As reported by Vice, security researchers at Activision found that a Warzone cheat advertised on popular cheating forums contained more than met the eye. It surreptitiously installed a dropper on a device, which allowed other types of malware to be downloaded onto a computer.
"The dropper examined in this report, 'Cod Dropper v0.1,' can be customized to install other, more destructive, malware onto the targets' machines," the report reads.
One of the malware campaign's goals was installing miners on victims' PCs, using gamers' graphics cards to mine crypto without their knowledge.
Cheating—not worth it
Activision notes that the procedures required for "genuine" cheats to work also allow most malware tools to execute, such as bypassing system protections and escalating privileges. Many cheats recommend users disable their anti-virus software to ensure compatibility with a system, allowing hidden malware to infect PCs without the cheaters being alerted.
"While this method is rather simplistic, it is ultimately a social engineering technique that leverages the willingness of its target (players that want to cheat) to voluntarily lower their security protections and ignore warnings about running potentially malicious software," writes the publisher's researchers.

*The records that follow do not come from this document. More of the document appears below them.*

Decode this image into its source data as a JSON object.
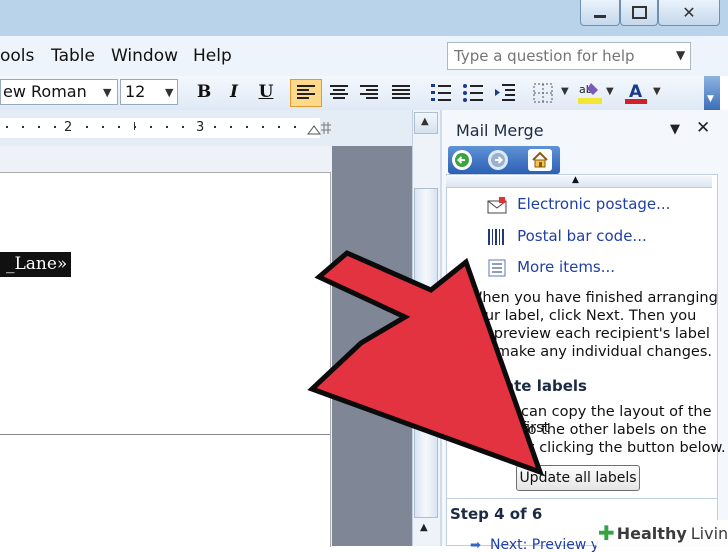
{
  "menu": {
    "tools": "ools",
    "table": "Table",
    "window": "Window",
    "help": "Help"
  },
  "help_box": {
    "placeholder": "Type a question for help"
  },
  "toolbar": {
    "font_name": "ew Roman",
    "font_size": "12",
    "bold": "B",
    "italic": "I",
    "underline": "U"
  },
  "ruler": {
    "mark2": "2",
    "mark3": "3"
  },
  "document": {
    "merge_field": "_Lane»"
  },
  "task_pane": {
    "title": "Mail Merge",
    "items": [
      {
        "label": "Electronic postage...",
        "icon": "envelope-icon"
      },
      {
        "label": "Postal bar code...",
        "icon": "barcode-icon"
      },
      {
        "label": "More items...",
        "icon": "list-icon"
      }
    ],
    "instructions": [
      "When you have finished arranging",
      "our label, click Next. Then you",
      "n preview each recipient's label",
      "d make any individual changes."
    ],
    "section_title": "ate labels",
    "section_text": [
      "can copy the layout of the first",
      "to the other labels on the",
      "y clicking the button below."
    ],
    "update_button": "Update all labels",
    "step": "Step 4 of 6",
    "next_link": "Next: Preview y"
  },
  "watermark": {
    "brand": "Healthy",
    "brand2": "Living"
  },
  "colors": {
    "arrow_fill": "#e33240",
    "arrow_stroke": "#0b0b0b",
    "link": "#1f3fa8",
    "titlebar": "#b9d4ea",
    "highlight_yellow": "#f3e534",
    "font_color_red": "#d0202a"
  }
}
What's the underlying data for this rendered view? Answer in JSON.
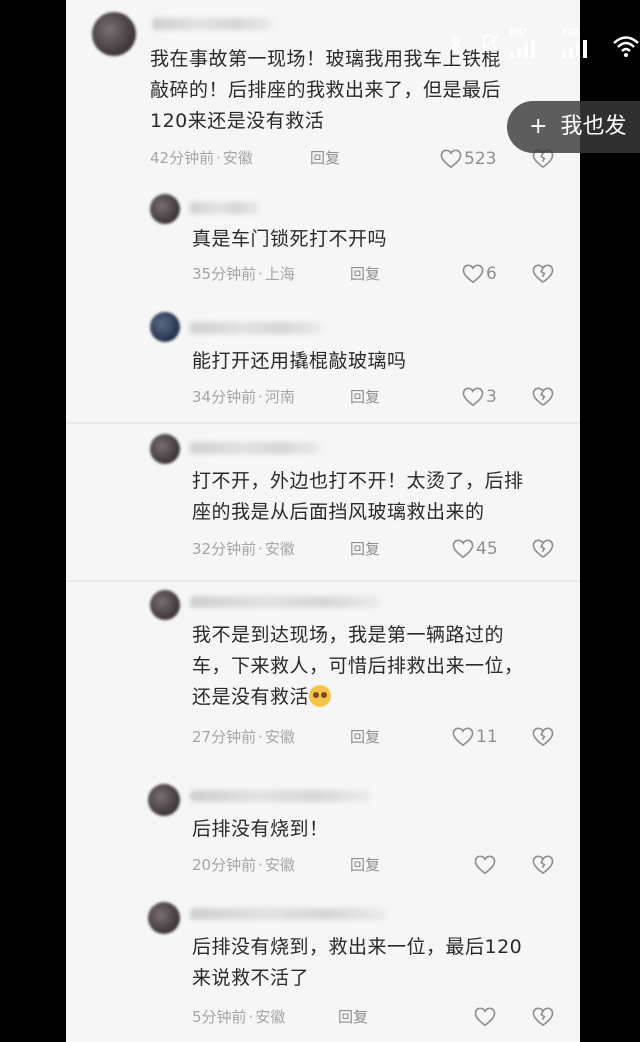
{
  "post_button": {
    "plus": "+",
    "label": "我也发"
  },
  "status": {
    "hd1": "HD",
    "hd2": "HD"
  },
  "comments": [
    {
      "lines": [
        "我在事故第一现场！玻璃我用我车上铁棍",
        "敲碎的！后排座的我救出来了，但是最后",
        "120来还是没有救活"
      ],
      "time": "42分钟前",
      "location": "安徽",
      "reply": "回复",
      "likes": "523"
    },
    {
      "lines": [
        "真是车门锁死打不开吗"
      ],
      "time": "35分钟前",
      "location": "上海",
      "reply": "回复",
      "likes": "6"
    },
    {
      "lines": [
        "能打开还用撬棍敲玻璃吗"
      ],
      "time": "34分钟前",
      "location": "河南",
      "reply": "回复",
      "likes": "3"
    },
    {
      "lines": [
        "打不开，外边也打不开！太烫了，后排",
        "座的我是从后面挡风玻璃救出来的"
      ],
      "time": "32分钟前",
      "location": "安徽",
      "reply": "回复",
      "likes": "45"
    },
    {
      "lines": [
        "我不是到达现场，我是第一辆路过的",
        "车，下来救人，可惜后排救出来一位，",
        "还是没有救活"
      ],
      "time": "27分钟前",
      "location": "安徽",
      "reply": "回复",
      "likes": "11"
    },
    {
      "lines": [
        "后排没有烧到！"
      ],
      "time": "20分钟前",
      "location": "安徽",
      "reply": "回复",
      "likes": ""
    },
    {
      "lines": [
        "后排没有烧到，救出来一位，最后120",
        "来说救不活了"
      ],
      "time": "5分钟前",
      "location": "安徽",
      "reply": "回复",
      "likes": ""
    }
  ],
  "colors": {
    "page_bg": "#f6f6f6",
    "text": "#2a2a2a",
    "meta": "#a5a5a5"
  }
}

Warzone boasted 75 million players back in August 2020. While that figure is a lot lower these days, cheating remains a big problem. Activision has banned 300,000 people worldwide since launch, 60,000 of whom felt the banhammer on a single day, so don't cheat.